EXERCISE DIRECTIONS
Write out every record below exactly as it stands, leaving the pictures out.

━━ DATA EXTRACTS ━━

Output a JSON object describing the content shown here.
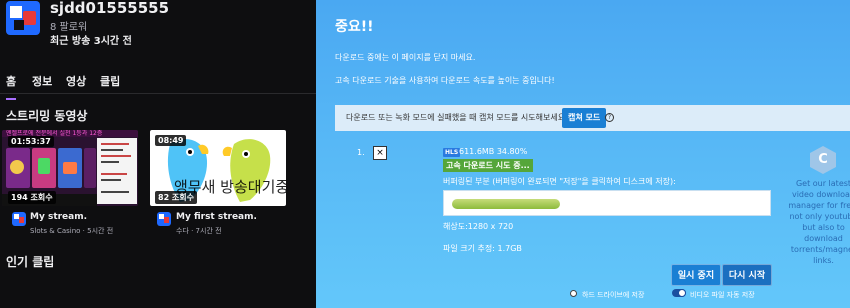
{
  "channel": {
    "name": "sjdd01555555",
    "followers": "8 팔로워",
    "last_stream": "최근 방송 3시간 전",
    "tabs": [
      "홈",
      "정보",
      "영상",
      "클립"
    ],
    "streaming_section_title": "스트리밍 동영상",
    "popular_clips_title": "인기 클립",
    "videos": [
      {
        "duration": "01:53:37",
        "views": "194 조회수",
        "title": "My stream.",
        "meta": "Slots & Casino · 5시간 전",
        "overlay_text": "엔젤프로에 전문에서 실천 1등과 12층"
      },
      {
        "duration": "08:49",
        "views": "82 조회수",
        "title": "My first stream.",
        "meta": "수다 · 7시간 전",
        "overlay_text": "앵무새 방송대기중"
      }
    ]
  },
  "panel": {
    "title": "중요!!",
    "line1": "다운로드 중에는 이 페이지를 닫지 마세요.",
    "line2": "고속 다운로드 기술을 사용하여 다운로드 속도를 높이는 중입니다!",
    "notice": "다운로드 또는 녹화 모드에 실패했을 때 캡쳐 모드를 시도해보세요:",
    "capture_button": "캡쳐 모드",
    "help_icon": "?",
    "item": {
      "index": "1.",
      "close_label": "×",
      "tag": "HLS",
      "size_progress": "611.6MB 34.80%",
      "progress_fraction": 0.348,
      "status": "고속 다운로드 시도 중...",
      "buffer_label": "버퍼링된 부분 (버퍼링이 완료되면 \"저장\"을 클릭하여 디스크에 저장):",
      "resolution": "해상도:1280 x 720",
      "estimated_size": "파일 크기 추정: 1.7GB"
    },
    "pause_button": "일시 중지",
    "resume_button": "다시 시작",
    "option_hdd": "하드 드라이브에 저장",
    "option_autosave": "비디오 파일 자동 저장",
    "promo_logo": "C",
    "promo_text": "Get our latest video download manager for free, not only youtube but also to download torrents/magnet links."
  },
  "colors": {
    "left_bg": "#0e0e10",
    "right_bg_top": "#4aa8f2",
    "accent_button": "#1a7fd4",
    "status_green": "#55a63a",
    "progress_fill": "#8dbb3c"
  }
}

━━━

RESULT OF THIS TASK
Output a JSON object describing the content shown here.
{
  "channel": {
    "name": "sjdd01555555",
    "followers": "8 팔로워",
    "last_stream": "최근 방송 3시간 전",
    "tabs": [
      "홈",
      "정보",
      "영상",
      "클립"
    ],
    "streaming_section_title": "스트리밍 동영상",
    "popular_clips_title": "인기 클립",
    "videos": [
      {
        "duration": "01:53:37",
        "views": "194 조회수",
        "title": "My stream.",
        "meta": "Slots & Casino · 5시간 전",
        "overlay_text": "엔젤프로에 전문에서 실천 1등과 12층"
      },
      {
        "duration": "08:49",
        "views": "82 조회수",
        "title": "My first stream.",
        "meta": "수다 · 7시간 전",
        "overlay_text": "앵무새 방송대기중"
      }
    ]
  },
  "panel": {
    "title": "중요!!",
    "line1": "다운로드 중에는 이 페이지를 닫지 마세요.",
    "line2": "고속 다운로드 기술을 사용하여 다운로드 속도를 높이는 중입니다!",
    "notice": "다운로드 또는 녹화 모드에 실패했을 때 캡쳐 모드를 시도해보세요:",
    "capture_button": "캡쳐 모드",
    "help_icon": "?",
    "item": {
      "index": "1.",
      "close_label": "×",
      "tag": "HLS",
      "size_progress": "611.6MB 34.80%",
      "progress_fraction": 0.348,
      "status": "고속 다운로드 시도 중...",
      "buffer_label": "버퍼링된 부분 (버퍼링이 완료되면 \"저장\"을 클릭하여 디스크에 저장):",
      "resolution": "해상도:1280 x 720",
      "estimated_size": "파일 크기 추정: 1.7GB"
    },
    "pause_button": "일시 중지",
    "resume_button": "다시 시작",
    "option_hdd": "하드 드라이브에 저장",
    "option_autosave": "비디오 파일 자동 저장",
    "promo_logo": "C",
    "promo_text": "Get our latest video download manager for free, not only youtube but also to download torrents/magnet links."
  },
  "colors": {
    "left_bg": "#0e0e10",
    "right_bg_top": "#4aa8f2",
    "accent_button": "#1a7fd4",
    "status_green": "#55a63a",
    "progress_fill": "#8dbb3c"
  }
}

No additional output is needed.